MATERIAL PROVIDED:
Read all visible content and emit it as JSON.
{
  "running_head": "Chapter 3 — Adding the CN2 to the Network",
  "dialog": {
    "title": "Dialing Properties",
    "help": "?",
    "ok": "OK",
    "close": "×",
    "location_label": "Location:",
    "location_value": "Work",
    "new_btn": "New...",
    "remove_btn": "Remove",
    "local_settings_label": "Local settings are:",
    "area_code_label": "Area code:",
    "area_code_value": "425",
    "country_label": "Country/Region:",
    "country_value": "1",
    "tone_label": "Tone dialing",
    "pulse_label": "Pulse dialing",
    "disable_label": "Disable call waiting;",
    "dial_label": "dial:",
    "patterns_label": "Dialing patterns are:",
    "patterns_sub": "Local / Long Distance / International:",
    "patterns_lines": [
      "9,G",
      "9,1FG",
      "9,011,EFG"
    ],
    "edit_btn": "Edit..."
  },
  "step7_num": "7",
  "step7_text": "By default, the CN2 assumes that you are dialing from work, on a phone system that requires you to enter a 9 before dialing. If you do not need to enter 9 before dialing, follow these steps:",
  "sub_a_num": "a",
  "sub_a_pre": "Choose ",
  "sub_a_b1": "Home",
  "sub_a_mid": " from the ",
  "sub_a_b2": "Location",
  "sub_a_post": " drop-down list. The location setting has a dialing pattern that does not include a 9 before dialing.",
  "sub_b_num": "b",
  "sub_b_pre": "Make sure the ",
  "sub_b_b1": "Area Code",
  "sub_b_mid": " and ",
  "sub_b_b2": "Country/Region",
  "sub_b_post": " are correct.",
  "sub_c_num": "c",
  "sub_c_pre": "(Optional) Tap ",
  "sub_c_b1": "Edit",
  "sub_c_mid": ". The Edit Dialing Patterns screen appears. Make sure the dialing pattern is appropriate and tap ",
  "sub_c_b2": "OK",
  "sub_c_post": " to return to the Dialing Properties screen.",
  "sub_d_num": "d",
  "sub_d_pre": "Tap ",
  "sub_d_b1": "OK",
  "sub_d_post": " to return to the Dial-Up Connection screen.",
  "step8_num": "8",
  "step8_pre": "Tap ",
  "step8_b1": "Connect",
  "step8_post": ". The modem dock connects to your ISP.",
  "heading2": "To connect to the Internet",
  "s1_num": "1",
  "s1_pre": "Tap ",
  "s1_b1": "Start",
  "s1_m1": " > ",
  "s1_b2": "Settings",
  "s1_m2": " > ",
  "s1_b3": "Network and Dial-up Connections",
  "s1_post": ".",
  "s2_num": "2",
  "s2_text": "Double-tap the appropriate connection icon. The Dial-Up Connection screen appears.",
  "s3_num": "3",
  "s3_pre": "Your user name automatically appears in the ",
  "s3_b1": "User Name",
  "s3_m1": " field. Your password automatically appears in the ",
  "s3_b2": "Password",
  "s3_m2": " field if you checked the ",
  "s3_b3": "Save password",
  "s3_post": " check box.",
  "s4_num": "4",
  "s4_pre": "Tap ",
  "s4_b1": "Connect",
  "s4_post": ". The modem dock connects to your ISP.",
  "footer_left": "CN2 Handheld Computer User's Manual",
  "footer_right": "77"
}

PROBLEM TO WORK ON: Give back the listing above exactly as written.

RESULT:
Read all visible content and emit it as JSON.
{
  "running_head": "Chapter 3 — Adding the CN2 to the Network",
  "dialog": {
    "title": "Dialing Properties",
    "help": "?",
    "ok": "OK",
    "close": "×",
    "location_label": "Location:",
    "location_value": "Work",
    "new_btn": "New...",
    "remove_btn": "Remove",
    "local_settings_label": "Local settings are:",
    "area_code_label": "Area code:",
    "area_code_value": "425",
    "country_label": "Country/Region:",
    "country_value": "1",
    "tone_label": "Tone dialing",
    "pulse_label": "Pulse dialing",
    "disable_label": "Disable call waiting;",
    "dial_label": "dial:",
    "patterns_label": "Dialing patterns are:",
    "patterns_sub": "Local / Long Distance / International:",
    "patterns_lines": [
      "9,G",
      "9,1FG",
      "9,011,EFG"
    ],
    "edit_btn": "Edit..."
  },
  "step7_num": "7",
  "step7_text": "By default, the CN2 assumes that you are dialing from work, on a phone system that requires you to enter a 9 before dialing. If you do not need to enter 9 before dialing, follow these steps:",
  "sub_a_num": "a",
  "sub_a_pre": "Choose ",
  "sub_a_b1": "Home",
  "sub_a_mid": " from the ",
  "sub_a_b2": "Location",
  "sub_a_post": " drop-down list. The location setting has a dialing pattern that does not include a 9 before dialing.",
  "sub_b_num": "b",
  "sub_b_pre": "Make sure the ",
  "sub_b_b1": "Area Code",
  "sub_b_mid": " and ",
  "sub_b_b2": "Country/Region",
  "sub_b_post": " are correct.",
  "sub_c_num": "c",
  "sub_c_pre": "(Optional) Tap ",
  "sub_c_b1": "Edit",
  "sub_c_mid": ". The Edit Dialing Patterns screen appears. Make sure the dialing pattern is appropriate and tap ",
  "sub_c_b2": "OK",
  "sub_c_post": " to return to the Dialing Properties screen.",
  "sub_d_num": "d",
  "sub_d_pre": "Tap ",
  "sub_d_b1": "OK",
  "sub_d_post": " to return to the Dial-Up Connection screen.",
  "step8_num": "8",
  "step8_pre": "Tap ",
  "step8_b1": "Connect",
  "step8_post": ". The modem dock connects to your ISP.",
  "heading2": "To connect to the Internet",
  "s1_num": "1",
  "s1_pre": "Tap ",
  "s1_b1": "Start",
  "s1_m1": " > ",
  "s1_b2": "Settings",
  "s1_m2": " > ",
  "s1_b3": "Network and Dial-up Connections",
  "s1_post": ".",
  "s2_num": "2",
  "s2_text": "Double-tap the appropriate connection icon. The Dial-Up Connection screen appears.",
  "s3_num": "3",
  "s3_pre": "Your user name automatically appears in the ",
  "s3_b1": "User Name",
  "s3_m1": " field. Your password automatically appears in the ",
  "s3_b2": "Password",
  "s3_m2": " field if you checked the ",
  "s3_b3": "Save password",
  "s3_post": " check box.",
  "s4_num": "4",
  "s4_pre": "Tap ",
  "s4_b1": "Connect",
  "s4_post": ". The modem dock connects to your ISP.",
  "footer_left": "CN2 Handheld Computer User's Manual",
  "footer_right": "77"
}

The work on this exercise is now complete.